"The Behistun Inscription is a multilingual inscription in a large rock relief on a cliff at Mount Behistun in Western Iran, the finding and translating of which was crucial in the the decipherment of cuneiform script, and subsequently to the translation of clay tablets on which the story of Gilgamesh had been recorded over 3,000 years ago in the Ancient Cuneiform script of the Sumerians.

The Behistun inscription was authored by Darius the Great sometime between his coronation as king of the Persian Empire in 522 BC and his death 486 BC. It includes three versions of the same text, written in three different cuneiform script languages:Old Persian, Elamite, and Babylonian, a variety of Akkadian. The inscription is to cuneiform what the Rosetta Stone is to Egyptian hieroglyphs.

In 1598, the Englishman Robert Sherley saw the inscription during a diplomatic mission to Persia on behalf of Austria, and brought it to the attention of Western European scholars.

In 1621, the Italian explorer Pietro della Valle visited the inscription in the course of a pilgrimage.

In 1764, German surveyor Carsten Niebuhr visited it for Frederick V of Denmark, publishing a copy of the inscription in the account of his journeys in 1778.

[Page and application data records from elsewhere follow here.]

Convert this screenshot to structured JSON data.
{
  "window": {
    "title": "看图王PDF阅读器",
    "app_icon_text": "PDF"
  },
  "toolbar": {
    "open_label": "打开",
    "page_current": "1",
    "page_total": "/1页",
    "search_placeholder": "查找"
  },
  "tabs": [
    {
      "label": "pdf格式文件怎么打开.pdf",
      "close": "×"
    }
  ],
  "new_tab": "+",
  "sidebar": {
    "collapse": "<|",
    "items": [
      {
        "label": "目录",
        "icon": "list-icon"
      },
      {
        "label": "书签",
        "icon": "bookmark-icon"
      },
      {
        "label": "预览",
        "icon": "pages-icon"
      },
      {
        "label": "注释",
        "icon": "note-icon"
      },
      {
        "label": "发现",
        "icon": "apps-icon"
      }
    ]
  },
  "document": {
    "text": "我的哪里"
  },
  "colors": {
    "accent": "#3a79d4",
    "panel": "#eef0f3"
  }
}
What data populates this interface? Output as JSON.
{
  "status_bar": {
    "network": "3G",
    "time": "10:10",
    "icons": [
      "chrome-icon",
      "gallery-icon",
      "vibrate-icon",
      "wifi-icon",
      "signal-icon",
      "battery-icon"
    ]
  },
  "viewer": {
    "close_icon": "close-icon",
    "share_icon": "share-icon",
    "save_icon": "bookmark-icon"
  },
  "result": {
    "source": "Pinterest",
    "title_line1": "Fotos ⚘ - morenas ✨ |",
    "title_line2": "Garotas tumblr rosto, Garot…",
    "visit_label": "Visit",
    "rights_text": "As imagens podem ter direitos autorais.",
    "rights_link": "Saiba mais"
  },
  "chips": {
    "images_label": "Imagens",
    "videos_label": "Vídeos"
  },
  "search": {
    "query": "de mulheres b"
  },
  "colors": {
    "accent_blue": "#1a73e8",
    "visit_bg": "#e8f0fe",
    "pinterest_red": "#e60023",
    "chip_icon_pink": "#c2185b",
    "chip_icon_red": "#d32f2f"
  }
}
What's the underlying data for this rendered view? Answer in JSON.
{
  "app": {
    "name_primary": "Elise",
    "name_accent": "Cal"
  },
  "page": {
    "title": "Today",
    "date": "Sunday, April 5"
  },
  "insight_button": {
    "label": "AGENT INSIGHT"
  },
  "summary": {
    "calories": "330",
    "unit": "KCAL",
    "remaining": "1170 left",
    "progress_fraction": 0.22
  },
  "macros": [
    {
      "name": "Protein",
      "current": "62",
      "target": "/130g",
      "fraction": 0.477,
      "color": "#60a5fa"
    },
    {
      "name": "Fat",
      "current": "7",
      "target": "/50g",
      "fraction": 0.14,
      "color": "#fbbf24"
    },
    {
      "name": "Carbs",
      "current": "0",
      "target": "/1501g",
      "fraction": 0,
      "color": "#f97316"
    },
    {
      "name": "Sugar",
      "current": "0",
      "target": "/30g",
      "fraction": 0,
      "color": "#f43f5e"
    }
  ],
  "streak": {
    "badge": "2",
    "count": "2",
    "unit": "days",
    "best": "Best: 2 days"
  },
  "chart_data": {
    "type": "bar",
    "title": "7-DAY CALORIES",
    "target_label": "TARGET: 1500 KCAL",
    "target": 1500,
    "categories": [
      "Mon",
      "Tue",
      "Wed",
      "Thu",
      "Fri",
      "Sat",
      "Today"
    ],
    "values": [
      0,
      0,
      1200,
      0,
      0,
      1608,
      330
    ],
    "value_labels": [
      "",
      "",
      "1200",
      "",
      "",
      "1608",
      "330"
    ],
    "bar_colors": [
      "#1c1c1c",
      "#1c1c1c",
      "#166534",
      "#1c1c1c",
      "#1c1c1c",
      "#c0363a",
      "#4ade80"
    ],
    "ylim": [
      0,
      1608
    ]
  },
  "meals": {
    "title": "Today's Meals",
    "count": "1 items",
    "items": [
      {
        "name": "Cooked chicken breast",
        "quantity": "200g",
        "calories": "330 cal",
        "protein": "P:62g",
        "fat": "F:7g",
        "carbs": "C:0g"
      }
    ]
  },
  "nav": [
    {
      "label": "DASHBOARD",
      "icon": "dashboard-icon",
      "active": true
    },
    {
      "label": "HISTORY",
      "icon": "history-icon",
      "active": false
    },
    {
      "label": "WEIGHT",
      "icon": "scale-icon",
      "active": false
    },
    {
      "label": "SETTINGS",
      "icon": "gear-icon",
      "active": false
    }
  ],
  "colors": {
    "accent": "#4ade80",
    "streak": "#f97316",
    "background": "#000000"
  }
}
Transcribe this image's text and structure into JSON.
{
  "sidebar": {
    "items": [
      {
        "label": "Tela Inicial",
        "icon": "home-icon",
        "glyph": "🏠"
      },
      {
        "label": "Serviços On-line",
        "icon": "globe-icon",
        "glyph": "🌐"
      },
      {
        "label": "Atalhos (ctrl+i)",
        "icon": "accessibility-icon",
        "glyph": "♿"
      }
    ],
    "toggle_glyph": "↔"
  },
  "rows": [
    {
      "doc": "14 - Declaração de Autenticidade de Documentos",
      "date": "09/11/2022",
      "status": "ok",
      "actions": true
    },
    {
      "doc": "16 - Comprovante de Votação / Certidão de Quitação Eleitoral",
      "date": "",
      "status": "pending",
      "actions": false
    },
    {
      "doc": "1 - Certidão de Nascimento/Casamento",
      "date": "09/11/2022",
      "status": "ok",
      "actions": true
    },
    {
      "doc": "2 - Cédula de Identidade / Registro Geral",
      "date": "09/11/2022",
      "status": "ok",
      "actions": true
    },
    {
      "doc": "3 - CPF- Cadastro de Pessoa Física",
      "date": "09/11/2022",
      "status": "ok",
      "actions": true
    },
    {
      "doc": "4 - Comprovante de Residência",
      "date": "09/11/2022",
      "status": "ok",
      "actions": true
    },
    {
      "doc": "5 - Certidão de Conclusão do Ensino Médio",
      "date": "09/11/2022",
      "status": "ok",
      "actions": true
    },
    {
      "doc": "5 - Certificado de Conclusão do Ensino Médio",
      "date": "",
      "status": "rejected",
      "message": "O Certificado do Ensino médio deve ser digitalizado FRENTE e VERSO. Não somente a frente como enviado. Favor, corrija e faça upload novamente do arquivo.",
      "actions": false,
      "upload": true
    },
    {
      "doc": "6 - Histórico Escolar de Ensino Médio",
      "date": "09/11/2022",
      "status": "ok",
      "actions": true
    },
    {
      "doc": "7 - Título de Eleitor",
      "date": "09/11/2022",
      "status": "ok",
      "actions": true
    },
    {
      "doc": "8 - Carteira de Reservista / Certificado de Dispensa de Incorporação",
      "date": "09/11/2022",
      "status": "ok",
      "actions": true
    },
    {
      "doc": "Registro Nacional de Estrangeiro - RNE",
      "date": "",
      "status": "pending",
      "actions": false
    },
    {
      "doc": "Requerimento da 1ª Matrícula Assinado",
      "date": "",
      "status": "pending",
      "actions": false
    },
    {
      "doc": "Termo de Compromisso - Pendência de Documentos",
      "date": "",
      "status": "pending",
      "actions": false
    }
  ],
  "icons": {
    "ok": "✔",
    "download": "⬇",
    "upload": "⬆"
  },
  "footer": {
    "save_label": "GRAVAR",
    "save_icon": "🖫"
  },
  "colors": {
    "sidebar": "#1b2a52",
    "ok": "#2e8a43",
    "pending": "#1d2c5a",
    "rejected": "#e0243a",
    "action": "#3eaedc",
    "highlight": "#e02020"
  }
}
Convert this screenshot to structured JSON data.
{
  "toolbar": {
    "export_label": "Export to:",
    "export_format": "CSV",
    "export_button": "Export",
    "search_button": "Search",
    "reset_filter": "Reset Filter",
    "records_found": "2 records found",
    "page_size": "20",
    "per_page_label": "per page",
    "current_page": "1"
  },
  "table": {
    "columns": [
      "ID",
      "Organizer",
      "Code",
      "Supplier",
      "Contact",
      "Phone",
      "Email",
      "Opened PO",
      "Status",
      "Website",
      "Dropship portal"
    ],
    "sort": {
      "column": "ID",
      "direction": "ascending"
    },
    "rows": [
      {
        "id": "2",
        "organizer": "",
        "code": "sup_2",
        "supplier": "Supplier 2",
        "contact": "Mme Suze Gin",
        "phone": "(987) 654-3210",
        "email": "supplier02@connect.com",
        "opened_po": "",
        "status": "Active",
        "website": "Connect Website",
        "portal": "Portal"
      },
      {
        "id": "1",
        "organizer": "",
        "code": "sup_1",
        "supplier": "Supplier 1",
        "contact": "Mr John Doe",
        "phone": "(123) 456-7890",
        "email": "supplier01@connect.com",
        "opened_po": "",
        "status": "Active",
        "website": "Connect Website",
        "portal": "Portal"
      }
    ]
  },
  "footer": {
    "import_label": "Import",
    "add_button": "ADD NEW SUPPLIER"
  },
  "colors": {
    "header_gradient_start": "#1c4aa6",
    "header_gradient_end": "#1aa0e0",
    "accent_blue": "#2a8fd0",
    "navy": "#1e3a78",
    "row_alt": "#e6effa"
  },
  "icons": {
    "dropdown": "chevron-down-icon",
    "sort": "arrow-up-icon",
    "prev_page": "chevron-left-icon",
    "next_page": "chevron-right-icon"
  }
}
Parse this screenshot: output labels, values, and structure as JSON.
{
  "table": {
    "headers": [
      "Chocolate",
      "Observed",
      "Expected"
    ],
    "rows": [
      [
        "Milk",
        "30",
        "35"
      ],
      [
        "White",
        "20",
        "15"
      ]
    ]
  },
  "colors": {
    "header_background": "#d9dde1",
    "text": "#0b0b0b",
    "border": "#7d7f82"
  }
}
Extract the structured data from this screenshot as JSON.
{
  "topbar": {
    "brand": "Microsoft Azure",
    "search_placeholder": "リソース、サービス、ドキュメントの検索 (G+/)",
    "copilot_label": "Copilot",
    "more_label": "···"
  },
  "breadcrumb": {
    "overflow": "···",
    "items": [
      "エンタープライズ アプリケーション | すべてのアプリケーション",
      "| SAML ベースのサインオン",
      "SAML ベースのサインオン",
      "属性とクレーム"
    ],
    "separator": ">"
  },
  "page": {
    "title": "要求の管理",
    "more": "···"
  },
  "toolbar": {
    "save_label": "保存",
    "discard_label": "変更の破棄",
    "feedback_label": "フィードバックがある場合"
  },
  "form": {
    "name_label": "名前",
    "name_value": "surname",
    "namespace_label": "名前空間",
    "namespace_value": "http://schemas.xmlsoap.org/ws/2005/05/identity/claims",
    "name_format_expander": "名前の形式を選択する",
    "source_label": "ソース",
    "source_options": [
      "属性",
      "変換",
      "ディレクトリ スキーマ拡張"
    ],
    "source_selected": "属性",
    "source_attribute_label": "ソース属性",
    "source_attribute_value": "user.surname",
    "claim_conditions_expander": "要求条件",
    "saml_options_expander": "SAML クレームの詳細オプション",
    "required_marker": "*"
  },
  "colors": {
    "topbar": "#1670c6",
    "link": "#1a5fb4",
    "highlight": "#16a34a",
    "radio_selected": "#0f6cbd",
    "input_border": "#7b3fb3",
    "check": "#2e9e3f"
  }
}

In 1835, Sir Henry Rawlinson, an officer of the British East India Company army assigned to the forces of the Shah of Iran, began studying the inscription. Despite its relative inaccessibility, Rawlinson was able to scale the cliff with the help of a local boy and copy the Old Persian inscription. Rawlinson set to work on deciphering the text and returning to the site in 1843, and with the help of other scholars, he was eventually to the ability to read the inscription completely, which greatly promoted the development of modern Assyriology."
On the timeless lack of antiquity, via tonight's Masterpieces of World Literature: "In 1200 BCE, a priest named Sîn-lēqi-unninni rewrote the text of Gilgamesh from an adventure story into a story about a quest for ancient knowledge, thus turning it into an epic about seeking antiquity to find a modern lesson. If there is a lesson here, it is that no one ever lives in antiquity. Everyone always lives in the present. The oldest texts we have are already talking about an antiquity that they're reacting against."
Goethe and Eckermann
Goethe's Corpus and World Literature
The 19th Century Recovery of the Library of Ashurbanipal from 650 BC
Gilgamesh as World Literature
Themes from the Epic of Gilgamesh
Enkidu Introduced to Culture Via Shamhat
Gilgamesh, Enkidu, Humbaba and the Country
Gilgamesh and the Story of the Flood